NHL season previews often sell you an impressive bill of goods before you realize, at the end of the season, you're holding an empty box. Which makes using advertisements and infomercials the appropriate template for Puck Daddy's 2009-10 NHL Season Previews, presented each day throughout September.
Last Season's Ad Copy (See Also, Jackets Eulogy): Seventh in the Western Conference and fourth in the Central Division (41-31-10, 92 points). Made the postseason for the first time in franchise history only to have the Detroit Red Wings smack them across the nose with a rolled-up newspaper in four games.
Not like it mattered. Last season was one of validation for GM Scott Howson and Columbus Blue Jackets management, which had methodically transitioned the team away from the veteran mercenaries that had encompassed the locker room into the hands of Captain Rick Nash(notes), a gaggle of young players and shrewd acquisitions like winger Kristian Huselius(notes) (21-35-56), centers R.J. Umberger(notes) (26-20-46) and Antoine Vermette(notes) (13 points in 17 games).
What put them over the top? The combination of Ken Hitchcock's system and Calder Trophy winner Steve Mason(notes) in goal, who won 33 games, pitched 10 shutouts, forced the trade of one-time franchise goalie Pascal Leclaire(notes) and conquered mono. And that, friends, is what gets you this.
So the BeeJays made the leap from draft fodder to playoff team last season; will they be one-and-done, or continue to contend in the Western Conference?
Latest Gadgets (Offseason Additions): It's a testament to the Jackets' bounty of young talent that the summer was spent augmenting the roster rather than making dramatic additions. Shutdown center Samuel Pahlsson(notes) found his game after being traded to the Chicago Blackhawks, and is fully expected to pair with Jason Chimera(notes) on some sort of grind line. Mathieu Garon(notes) comes over from the Pittsburgh Penguins as a sturdy backup for Mason.
To The Recycle Bin (Offseason Subtractions): One of the most significant losses was defenseman Ole-Kristian Tollefsen(notes) to the Philadelphia Flyers, taking one of the team's true nasty streaks (111 in 51 games back in 2007-08) with him. The Jackets also decided not to pursue several veterans under contract last season, including Christian Backman(notes), Chris Gratton(notes), Jiri Novotny(notes), Michael Peca(notes) and Jason Williams(notes), who had 29 points in 39 games last season. Veteran center Manny Malhotra(notes) remained unsigned as of this writing, even though he continued to represent the Blue Jackets in the NHLPA. Also, people keep stealing his red stapler and never passing him cake.
The Pitchman (Top Offensive Player): Rick Nash's startlingly public negotiation with the Blue Jackets over a new contract ended with him signing a 8-year, $64.2 million deal that cements him as the face of the franchise.
Is he worth it? Damn right.
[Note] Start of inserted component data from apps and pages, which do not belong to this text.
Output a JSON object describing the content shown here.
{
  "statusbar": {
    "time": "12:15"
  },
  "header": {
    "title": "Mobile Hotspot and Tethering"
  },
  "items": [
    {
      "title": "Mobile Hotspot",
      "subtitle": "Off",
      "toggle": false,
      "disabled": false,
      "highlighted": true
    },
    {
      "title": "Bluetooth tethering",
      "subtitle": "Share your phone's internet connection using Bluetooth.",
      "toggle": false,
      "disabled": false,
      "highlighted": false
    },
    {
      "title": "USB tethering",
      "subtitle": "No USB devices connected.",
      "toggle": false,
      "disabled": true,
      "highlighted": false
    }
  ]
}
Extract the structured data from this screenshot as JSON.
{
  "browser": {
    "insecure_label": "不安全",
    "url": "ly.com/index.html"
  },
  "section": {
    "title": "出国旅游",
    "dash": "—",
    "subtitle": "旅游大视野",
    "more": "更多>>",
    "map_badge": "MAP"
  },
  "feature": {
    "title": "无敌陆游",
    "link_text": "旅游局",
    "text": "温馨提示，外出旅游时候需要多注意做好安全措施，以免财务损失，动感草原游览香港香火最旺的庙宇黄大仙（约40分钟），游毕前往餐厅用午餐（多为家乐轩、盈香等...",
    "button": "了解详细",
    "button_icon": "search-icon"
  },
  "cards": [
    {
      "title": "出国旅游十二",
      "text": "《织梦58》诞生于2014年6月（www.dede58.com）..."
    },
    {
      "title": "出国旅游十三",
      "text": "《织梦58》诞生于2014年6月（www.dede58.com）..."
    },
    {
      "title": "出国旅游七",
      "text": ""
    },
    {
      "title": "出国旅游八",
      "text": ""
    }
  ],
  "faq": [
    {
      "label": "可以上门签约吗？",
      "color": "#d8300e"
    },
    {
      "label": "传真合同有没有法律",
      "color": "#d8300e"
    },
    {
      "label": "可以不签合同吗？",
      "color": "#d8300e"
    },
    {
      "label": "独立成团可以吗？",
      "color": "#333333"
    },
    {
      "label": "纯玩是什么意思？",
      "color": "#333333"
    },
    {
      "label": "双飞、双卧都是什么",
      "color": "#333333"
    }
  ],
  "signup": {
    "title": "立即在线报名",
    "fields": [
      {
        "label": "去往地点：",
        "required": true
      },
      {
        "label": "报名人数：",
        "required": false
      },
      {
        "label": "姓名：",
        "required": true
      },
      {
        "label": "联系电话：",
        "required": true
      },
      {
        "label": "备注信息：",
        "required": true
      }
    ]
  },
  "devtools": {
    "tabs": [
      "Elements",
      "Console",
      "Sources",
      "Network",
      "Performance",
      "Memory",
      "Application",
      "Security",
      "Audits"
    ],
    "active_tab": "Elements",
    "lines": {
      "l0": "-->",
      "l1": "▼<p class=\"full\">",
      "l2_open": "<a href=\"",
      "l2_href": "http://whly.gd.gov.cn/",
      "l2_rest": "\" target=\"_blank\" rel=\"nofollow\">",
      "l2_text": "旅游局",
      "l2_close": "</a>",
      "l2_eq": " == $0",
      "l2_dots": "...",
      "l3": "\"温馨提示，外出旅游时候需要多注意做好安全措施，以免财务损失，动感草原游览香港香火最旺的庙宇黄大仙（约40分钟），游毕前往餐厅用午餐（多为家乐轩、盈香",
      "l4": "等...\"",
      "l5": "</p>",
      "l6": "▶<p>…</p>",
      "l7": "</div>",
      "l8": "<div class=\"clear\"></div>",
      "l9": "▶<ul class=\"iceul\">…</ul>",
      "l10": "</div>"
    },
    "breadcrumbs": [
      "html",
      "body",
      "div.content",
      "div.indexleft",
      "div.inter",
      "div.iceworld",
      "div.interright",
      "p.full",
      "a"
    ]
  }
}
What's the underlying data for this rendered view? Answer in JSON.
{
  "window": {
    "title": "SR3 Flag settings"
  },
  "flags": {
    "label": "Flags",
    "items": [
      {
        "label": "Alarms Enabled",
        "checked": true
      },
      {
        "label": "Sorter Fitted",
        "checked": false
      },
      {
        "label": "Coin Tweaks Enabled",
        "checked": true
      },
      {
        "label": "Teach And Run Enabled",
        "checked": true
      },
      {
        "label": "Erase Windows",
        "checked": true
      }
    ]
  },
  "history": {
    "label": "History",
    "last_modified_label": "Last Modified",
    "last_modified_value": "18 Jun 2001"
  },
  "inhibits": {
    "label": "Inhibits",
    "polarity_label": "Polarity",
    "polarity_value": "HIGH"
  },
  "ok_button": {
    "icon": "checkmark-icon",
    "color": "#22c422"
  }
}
Nash averages 2.67 points per 60 minutes, and his numbers last season (40 goals, a career-best 79 points) only begin to explain his impact in the clutch, including 17 points in 15 games during the March playoff push. He worked well with Huselius, and should have another outstanding offensive season.
Introducing ... (Potential Breakout Player): Nikita Filatov(notes) is one of the most tantalizing talents on the Blue Jackets roster, and a winger who could play himself into the top six during training camp. He's still raw, he's still bulking up for the NHL grind ... but four goals in eight games last season for Columbus was simply the appetizer for what could be back-to-back rookie of the year awards for the Jackets.
Operators Are Standing By (The Defensemen): A group that plays well within Hitchcock's system but remains a deficiency in front of Mason. Mike Commodore(notes) (22:53 TOI) and Jan Hejda(notes) (22:22) are a pairing that helped the Jackets to 13th in the NHL on the kill. Fedor Tyutin(notes) was the leading scorer on defense (34 points), with 17 on the power play. He saw time with both Rostislav Klesla(notes) and Marc Methot(notes) last season; Klesla was limited to 34 games due to injury. Twenty-two-year-old Kris Russell(notes) is one of the few puck-moving D-men the team has; it's a need that must be addressed.
The Spokesmodel (The Goalies): Looking back at Mason's outstanding rookie campaign, it's startling to think what his stats might have been were it not for occasional bouts of inconsistency. He was second overall in GAA (2.29) but 15th in save percentage (.916). He got a taste of the playoffs and he has a capable backup to support him this season. Things are looking good for Mason in Year 2 ... but sophomore slumps aren't exactly uncommon for elite young goalies.